“What [the Menkes and Richardson Wealth lease] signifies is that they, like many other companies, believe that having physical real estate as part of their ongoing working model is still essential to the organization’s success,” says Jamie Grossman, Managing Principal at Cresa’s Toronto office.
Considering the occupier-exclusive real estate brokerage Grossman hails from is fully integrated with interior design and project management services, his emphasis on not just an office’s physical space, but what’s done with it, is a given.
“The goal is more than a real-estate goal. Having a vibrant office market is more about having a vibrant city. To me, it’s everything: it’s theatres; restaurants; the arts; the people; the energy. We live in one of the greatest cities in the world, and all of it is an ecosystem that feeds upon itself, so I think the goal is to get back to more of that.”
The Broader Return to Office
Perhaps obviously, we’re not within six feet of that end goal right now. But that doesn’t mean that small (and significant) steps aren’t being taken towards it, with continued nudging-forward forecast for the coming months. Grossman says that for some time, the preferences of employees will be the primary driver in what the return to office looks like. What individuals miss, according to the data, is the collaboration, energy, and social environment these shared spaces provide.
“You need almost a tipping point, where enough people feel safe to go back, and they’re willing to continue to go back day after day, week after week, because there’s enough people there that there’s the value of being in collaboration and energy around you… that’s greater than the fear, or the risk of going in,” he says.
The interim — the space between today and the day we’ll eventually call “normal,” — is bound to be filled with creative solutions, meeting in the middle, and pushing the envelope around common practice in the corporate world. Some of these alterations may even stick around past the point of what we’ll consider “return.”
“I think that we’re not going to go back to the pre-pandemic situation in the office, but it’s going to be more of a hybrid model,” says Ray Wong, Vice President, Data Operations, Data Solutions at Altus Group. “There will be some interaction in the office, but maybe not to the same extent as we had before.
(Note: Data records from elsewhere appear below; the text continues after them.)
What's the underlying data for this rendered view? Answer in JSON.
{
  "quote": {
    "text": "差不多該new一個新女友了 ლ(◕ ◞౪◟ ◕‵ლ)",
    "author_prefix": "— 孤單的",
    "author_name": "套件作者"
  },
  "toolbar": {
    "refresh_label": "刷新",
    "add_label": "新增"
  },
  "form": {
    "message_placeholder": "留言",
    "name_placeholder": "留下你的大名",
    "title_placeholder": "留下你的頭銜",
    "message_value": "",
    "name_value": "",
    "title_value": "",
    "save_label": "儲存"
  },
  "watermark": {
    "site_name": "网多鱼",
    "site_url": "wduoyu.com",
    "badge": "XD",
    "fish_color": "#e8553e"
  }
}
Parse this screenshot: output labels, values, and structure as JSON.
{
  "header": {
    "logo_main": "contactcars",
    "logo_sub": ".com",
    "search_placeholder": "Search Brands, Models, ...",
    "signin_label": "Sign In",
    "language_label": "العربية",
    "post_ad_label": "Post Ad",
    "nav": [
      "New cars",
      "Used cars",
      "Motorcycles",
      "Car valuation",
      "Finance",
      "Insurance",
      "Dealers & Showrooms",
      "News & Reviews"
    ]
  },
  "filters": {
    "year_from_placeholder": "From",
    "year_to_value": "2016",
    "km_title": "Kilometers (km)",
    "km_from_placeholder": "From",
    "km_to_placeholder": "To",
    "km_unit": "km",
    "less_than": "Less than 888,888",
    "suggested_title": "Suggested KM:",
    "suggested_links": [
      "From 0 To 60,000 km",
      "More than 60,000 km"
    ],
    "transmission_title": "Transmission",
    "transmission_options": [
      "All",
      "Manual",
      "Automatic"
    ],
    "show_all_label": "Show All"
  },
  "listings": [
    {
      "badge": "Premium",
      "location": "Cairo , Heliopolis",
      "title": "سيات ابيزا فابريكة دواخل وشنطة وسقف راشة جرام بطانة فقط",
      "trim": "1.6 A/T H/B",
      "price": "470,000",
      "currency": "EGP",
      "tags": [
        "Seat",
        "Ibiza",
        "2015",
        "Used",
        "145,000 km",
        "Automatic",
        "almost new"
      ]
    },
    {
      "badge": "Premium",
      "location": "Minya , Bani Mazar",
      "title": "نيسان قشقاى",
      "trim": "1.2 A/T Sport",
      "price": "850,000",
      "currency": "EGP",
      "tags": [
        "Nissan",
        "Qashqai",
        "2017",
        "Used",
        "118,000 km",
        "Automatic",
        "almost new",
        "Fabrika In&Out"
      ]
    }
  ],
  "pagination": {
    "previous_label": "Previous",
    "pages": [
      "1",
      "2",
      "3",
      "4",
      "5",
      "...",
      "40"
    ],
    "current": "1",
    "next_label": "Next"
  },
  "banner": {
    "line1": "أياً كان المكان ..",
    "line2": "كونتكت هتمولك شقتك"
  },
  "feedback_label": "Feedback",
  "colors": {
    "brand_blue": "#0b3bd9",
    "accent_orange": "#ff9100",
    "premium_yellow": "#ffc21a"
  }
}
Instead of five days in the office, you’re in for two or three days, and the other days you work from home.”
Wong describes himself as “a big believer” in going back to office spaces, which he says are important for synergy and interaction. But, he also notes that for many, this time of remote work has proven there are pros to operating from home, from flexibility to environment to — in some cases — more peace and quiet.
One thing to keep in mind, Wong explains, is that changes to how workers experience office spaces were brewing before the pandemic struck. The average square-footage in a given office has been shrinking for the last two or three decades, he says, which means work spaces have been increasingly loud, increasingly distracting, and less capable of offering privacy.
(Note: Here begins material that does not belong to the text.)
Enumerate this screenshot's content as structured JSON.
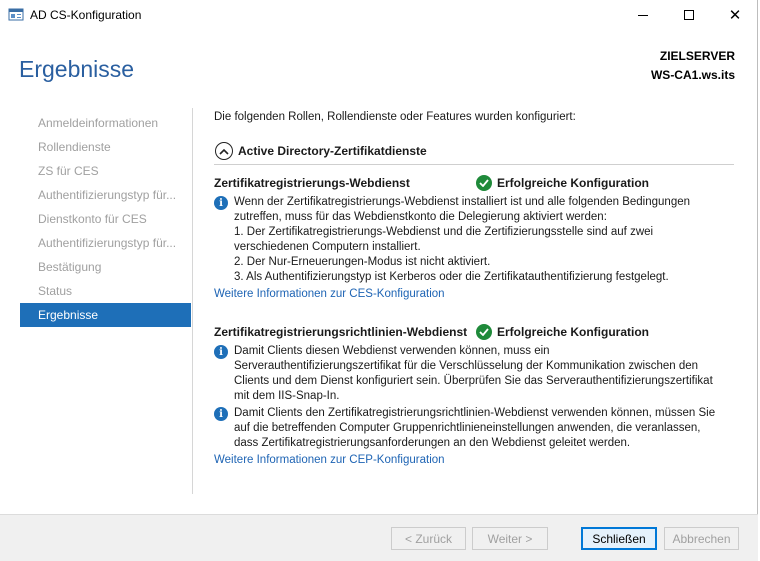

“The pandemic has pushed a lot of those changes more up front, compared to that slow evolution how office space is used and how people interact with it. I think we’re going to see more changes down the road, and this pandemic has pushed a lot of those conversations along faster, and to the forefront.”
But even with the potential for some lasting changes, Wong’s belief in the ultimate need for shared work spaces holds strong, noting that alongside Richardson Wealth, other major names have committed themselves to larger spaces in recent history — this includes Amazon in Toronto’s South Core, which also forms a part of the waterfront neighbourhood.
“I think this announcement by Menkes is very positive,” he said, “I think that there’s still a strong demand for office. We’ll see a shift going into next year. It’ll be interesting to watch and see, when the vaccine is rolled out, how we continue to interact and be involved with office spaces.”